It is not about saving species. "Government control of private land to 'protect' species of weeds and bugs is a feel-good mask that hides the sinister effect of transforming America into a socialist nation," author Joseph Farah explains. Surely "abolish private property" and "control the means of production" must ring a bell. By not being outraged over government's rampant acquisition and control of private land, we are unwitting accomplices to the perpetrators.

The Endangered Species Act may be the supreme land confiscation tool, but the movement employs other policy and regulatory tools, including intimidation and extortion. They are expertly applied to fight technological progress, uses of mechanized equipment and vehicles, choices for housing and transportation, digging materials from the earth, transforming trees into products, ranching and grazing, irrigation, multiple uses of public land, dams and reservoirs, agricultural chemicals, new roads anywhere, anything "unnatural."

The Wildlands Project, once deemed a laughable, insane proposal to herd humans into cities and return virtually all rural lands to wildlife and "nature," gains ground from the Klamath Basin to the Florida Everglades. Its wealthy sponsors cooperated with Congress and bureaucrats to create the framework, and all three now fund state and local groups -- and candidates -- to implement it.

Land targeted for development becomes "the last of its kind," "fragile" or "sacred," adjectives loosely applicable to anything. Stories about the resulting conflicts omit that humans occupy less than 3 percent of our land or that governments already "own" more than 40 percent of it and control much, much more through regulation.

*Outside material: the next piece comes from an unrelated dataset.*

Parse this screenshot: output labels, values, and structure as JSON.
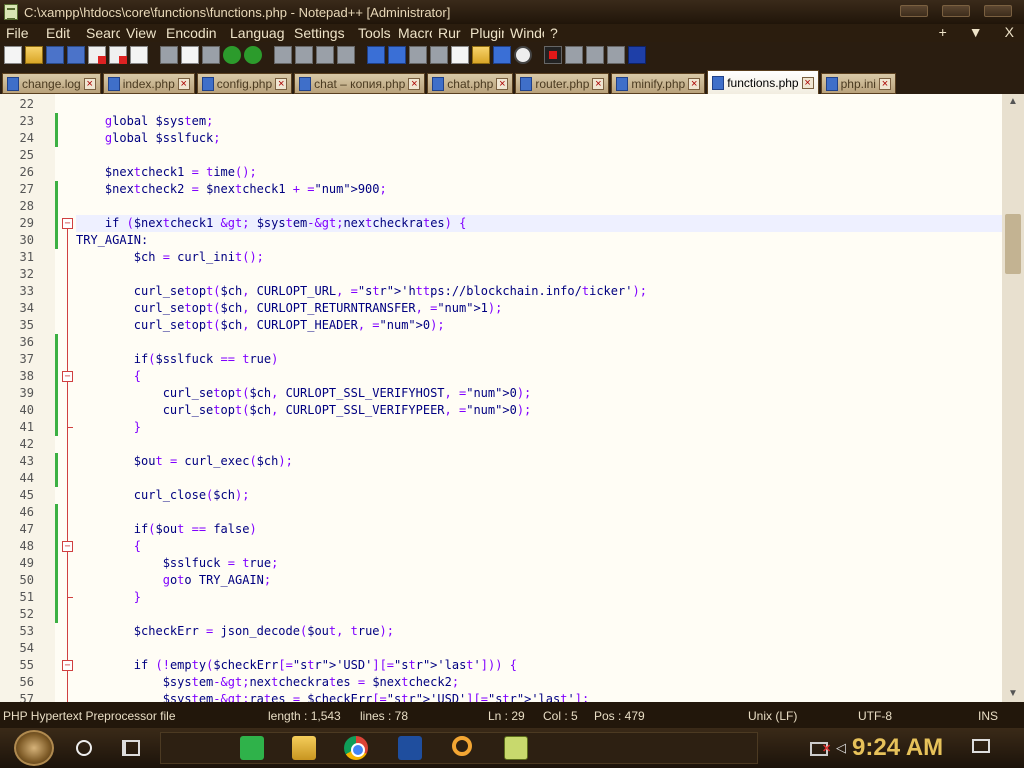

Author Linda Bowles, in her article "Environmental Marxism," suggests today's land-takeover abuses occur because of limited coverage by the mainstream media rather than "a fatalistic American submission to state socialism. One fears that only in retrospect, when it is too late to resist, will it be understood that freedoms have been irretrievably forfeited and the Constitution irreversibly abandoned."

The situation should concern each of us. Today, more than half the states face massive budget deficits. During the prosperous 1990s, the president, Congress and governors appropriated millions of acres to "nature," restricting resource extraction and traditional multiple uses. Except for President Clinton's last-minute land reclassifications, I suspect few of those leaders thought the restrictive policies of that decade could so effectively stifle economic progress in this one. Paralyzed by "citizen lawsuits" and other public processes, it is finally registering with state policy leaders that land, freedom and human ingenuity are essential components of all new wealth creation.

Frank Gladics, with the Senate Energy and Natural Resources Committee, shared some research at a policy analysts meeting last winter. Scrutinizing national data, his fears about rural natural resource and food-producing counties, those most affected by the "protect-everything" agenda, were substantiated. They contain the nation's highest unemployment rates, the highest poverty rates, and the poorest schools. That these rates occurred in counties with the most federal land, including Alaska's boroughs, was not surprising.

It is ironic that so many liberals, self-proclaimed champions of the poor and downtrodden, have switched allegiance. They now profess their mission is to save nature and species, preaching that humans should not have dominion over the earth and its creatures; we are no more, no less, important than a fly or a cave beetle. Paganism, here we come.

Property has always diffused power. Your worst nightmare is for someone with nothing to lose to gain control over it. There is no shortage of people who have well-meaning ideas for using and managing your property for "the greater good." Do not let them.

Paula Easley is a public policy consultant and former executive director of the Resource Development Council of Alaska.


In accordance with Title 17 U.S.C. Section 107, any copyrighted work in this message is distributed under fair use without profit or payment for non-profit research and educational purposes only. [Ref.]

Back to Current Edition Citizen Review Archive LINKS Search This Site